It was widely accepted for more than a century that the Civil War cost more than 620,000 American lives — roughly 2 percent of the nation’s total population. Research based on a detailed analysis of 19th-century census data and published a couple of years ago by J. David Hacker, a demographic historian from Binghamton University in New York, pushed the number of dead to an estimated 750,000.
World War II cost the lives of more than 400,000 U.S. service members, along with another 11,300 from the merchant marines. And more than 670,000 American military personnel were wounded.
Vietnam added another 58,000 casualties to the grim list of war dead.
Statistics from the Department of Defense tell the more recent tale of loss.
* The United States suffered 4,410 military casualties and 13 Defense Department civilian casualties during Operation Iraqi Freedom, from March 19, 2003, to Aug. 31, 2010.
* Our nation saw another 66 military casualties during Operation New Dawn, from Sept. 1, 2010, to Dec. 31, 2011.
* Operation Enduring Freedom saw 2,184 military casualties, as of Thursday, in Afghanistan and another 133 in other locations, plus three Defense Department civilian casualties.
The vast majority were killed in action. Another 52,010 U.S. service members were wounded during these operations.
IT TAKES SO LITTLE for us to observe Memorial Day and pay tribute to those who fought and died for our freedoms. In Davis, we can attend Monday’s ceremony at 10 a.m. at the Davis Cemetery.
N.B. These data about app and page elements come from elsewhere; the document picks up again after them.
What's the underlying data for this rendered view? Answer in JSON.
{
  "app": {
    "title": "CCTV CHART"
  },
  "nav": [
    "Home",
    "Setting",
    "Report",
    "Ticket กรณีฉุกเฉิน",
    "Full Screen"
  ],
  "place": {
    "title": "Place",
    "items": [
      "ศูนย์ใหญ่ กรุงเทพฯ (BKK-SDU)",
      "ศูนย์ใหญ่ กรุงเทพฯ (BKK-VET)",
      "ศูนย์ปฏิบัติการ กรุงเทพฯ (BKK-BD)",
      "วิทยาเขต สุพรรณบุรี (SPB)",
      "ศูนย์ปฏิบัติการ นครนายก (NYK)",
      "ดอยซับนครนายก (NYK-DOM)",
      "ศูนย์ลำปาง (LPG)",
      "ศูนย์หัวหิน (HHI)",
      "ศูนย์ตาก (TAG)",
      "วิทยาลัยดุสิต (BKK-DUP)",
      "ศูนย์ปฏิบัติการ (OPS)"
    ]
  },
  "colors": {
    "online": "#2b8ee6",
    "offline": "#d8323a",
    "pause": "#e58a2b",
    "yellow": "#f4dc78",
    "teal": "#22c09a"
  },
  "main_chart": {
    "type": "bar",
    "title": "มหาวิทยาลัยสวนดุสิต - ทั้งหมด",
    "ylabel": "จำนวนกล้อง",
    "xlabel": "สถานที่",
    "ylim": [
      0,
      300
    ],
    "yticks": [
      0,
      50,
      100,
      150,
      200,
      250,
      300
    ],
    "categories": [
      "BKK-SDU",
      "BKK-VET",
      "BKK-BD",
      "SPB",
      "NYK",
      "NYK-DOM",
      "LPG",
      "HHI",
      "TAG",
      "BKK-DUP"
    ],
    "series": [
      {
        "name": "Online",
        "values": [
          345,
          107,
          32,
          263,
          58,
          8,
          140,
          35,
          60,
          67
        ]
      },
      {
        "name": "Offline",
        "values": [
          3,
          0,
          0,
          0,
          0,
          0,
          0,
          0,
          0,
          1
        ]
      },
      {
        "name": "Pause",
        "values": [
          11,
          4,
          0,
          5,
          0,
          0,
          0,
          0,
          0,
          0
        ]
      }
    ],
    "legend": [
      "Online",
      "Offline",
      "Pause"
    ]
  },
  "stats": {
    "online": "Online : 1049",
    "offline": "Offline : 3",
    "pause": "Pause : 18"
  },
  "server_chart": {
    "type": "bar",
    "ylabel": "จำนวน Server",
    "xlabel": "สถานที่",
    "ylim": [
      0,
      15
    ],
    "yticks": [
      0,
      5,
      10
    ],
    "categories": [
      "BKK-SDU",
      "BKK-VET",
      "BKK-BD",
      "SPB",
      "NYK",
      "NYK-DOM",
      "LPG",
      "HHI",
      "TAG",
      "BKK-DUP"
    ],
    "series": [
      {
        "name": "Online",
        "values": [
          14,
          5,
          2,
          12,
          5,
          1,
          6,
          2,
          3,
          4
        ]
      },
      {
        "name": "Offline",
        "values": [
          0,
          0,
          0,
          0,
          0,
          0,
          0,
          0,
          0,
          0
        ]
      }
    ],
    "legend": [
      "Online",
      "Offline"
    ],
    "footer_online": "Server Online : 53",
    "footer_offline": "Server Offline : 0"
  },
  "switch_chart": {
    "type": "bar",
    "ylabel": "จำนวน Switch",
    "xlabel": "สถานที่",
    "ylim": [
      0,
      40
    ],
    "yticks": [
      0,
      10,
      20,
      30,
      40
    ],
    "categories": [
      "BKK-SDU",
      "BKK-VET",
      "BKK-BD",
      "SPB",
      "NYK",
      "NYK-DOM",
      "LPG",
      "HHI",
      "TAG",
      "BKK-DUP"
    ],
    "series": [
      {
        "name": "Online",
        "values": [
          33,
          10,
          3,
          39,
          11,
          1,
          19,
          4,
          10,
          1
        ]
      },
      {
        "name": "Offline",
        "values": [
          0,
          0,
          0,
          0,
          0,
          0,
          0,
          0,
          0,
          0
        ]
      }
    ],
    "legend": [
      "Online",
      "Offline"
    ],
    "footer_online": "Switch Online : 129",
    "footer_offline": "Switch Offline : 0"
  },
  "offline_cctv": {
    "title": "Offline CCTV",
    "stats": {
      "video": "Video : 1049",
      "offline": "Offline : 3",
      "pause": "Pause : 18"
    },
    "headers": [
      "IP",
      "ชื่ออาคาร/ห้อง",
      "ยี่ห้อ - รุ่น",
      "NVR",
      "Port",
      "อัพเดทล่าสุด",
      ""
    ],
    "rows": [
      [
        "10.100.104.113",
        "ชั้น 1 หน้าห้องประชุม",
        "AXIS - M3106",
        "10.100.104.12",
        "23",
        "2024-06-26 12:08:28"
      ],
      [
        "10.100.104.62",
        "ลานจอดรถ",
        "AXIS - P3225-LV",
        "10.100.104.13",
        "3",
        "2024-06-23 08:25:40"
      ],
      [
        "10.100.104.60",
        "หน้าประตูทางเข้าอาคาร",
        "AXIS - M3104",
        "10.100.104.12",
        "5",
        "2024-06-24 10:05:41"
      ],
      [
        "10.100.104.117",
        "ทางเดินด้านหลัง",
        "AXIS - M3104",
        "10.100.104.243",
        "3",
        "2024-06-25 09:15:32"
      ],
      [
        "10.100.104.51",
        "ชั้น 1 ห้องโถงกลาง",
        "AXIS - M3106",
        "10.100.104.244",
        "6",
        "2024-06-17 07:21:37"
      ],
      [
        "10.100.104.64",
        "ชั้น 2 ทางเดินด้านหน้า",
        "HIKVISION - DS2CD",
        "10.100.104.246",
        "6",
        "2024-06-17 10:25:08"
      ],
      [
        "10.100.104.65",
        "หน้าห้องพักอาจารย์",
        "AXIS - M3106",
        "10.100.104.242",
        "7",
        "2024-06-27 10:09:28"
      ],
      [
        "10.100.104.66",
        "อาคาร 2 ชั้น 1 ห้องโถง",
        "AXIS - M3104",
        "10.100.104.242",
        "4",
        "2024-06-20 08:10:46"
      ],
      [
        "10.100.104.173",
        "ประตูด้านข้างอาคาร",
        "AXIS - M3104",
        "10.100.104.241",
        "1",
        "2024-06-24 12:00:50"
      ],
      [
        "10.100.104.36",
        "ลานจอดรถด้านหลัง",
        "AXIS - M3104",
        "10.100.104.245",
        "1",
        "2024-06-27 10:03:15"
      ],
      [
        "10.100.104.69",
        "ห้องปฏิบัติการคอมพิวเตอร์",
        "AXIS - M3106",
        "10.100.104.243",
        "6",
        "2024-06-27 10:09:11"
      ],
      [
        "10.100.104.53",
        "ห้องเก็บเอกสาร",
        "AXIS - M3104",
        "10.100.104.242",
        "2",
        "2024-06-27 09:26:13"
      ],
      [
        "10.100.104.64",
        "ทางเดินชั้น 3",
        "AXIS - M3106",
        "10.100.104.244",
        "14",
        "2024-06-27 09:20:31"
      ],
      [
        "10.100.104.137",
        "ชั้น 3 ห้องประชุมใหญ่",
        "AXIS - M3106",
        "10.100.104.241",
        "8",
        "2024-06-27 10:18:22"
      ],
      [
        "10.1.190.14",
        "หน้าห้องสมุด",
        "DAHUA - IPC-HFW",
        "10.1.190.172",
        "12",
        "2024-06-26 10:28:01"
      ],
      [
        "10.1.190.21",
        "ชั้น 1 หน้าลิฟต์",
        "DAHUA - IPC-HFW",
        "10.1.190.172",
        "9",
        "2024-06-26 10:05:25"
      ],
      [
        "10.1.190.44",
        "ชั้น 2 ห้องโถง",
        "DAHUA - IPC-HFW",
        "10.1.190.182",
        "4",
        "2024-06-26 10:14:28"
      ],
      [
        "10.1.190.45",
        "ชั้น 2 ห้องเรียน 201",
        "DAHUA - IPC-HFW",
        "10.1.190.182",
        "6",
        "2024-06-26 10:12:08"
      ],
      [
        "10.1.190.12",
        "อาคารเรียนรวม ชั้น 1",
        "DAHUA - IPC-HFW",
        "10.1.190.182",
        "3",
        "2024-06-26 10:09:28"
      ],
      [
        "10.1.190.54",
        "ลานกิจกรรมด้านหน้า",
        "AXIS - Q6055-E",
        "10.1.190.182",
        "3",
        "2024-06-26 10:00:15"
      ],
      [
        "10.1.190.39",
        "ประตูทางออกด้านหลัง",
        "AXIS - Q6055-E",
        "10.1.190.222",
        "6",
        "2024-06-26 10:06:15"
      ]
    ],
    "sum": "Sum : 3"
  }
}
We can lay flowers on the grave of someone who served in the military — whether we know the veteran or not. We can pause at 3 p.m. for a minute of silence and reflection in observance of the National Moment of Remembrance.
Our hope is that one day soon we may celebrate a Memorial Day when we as a nation are not at war.
We’re not there quite yet.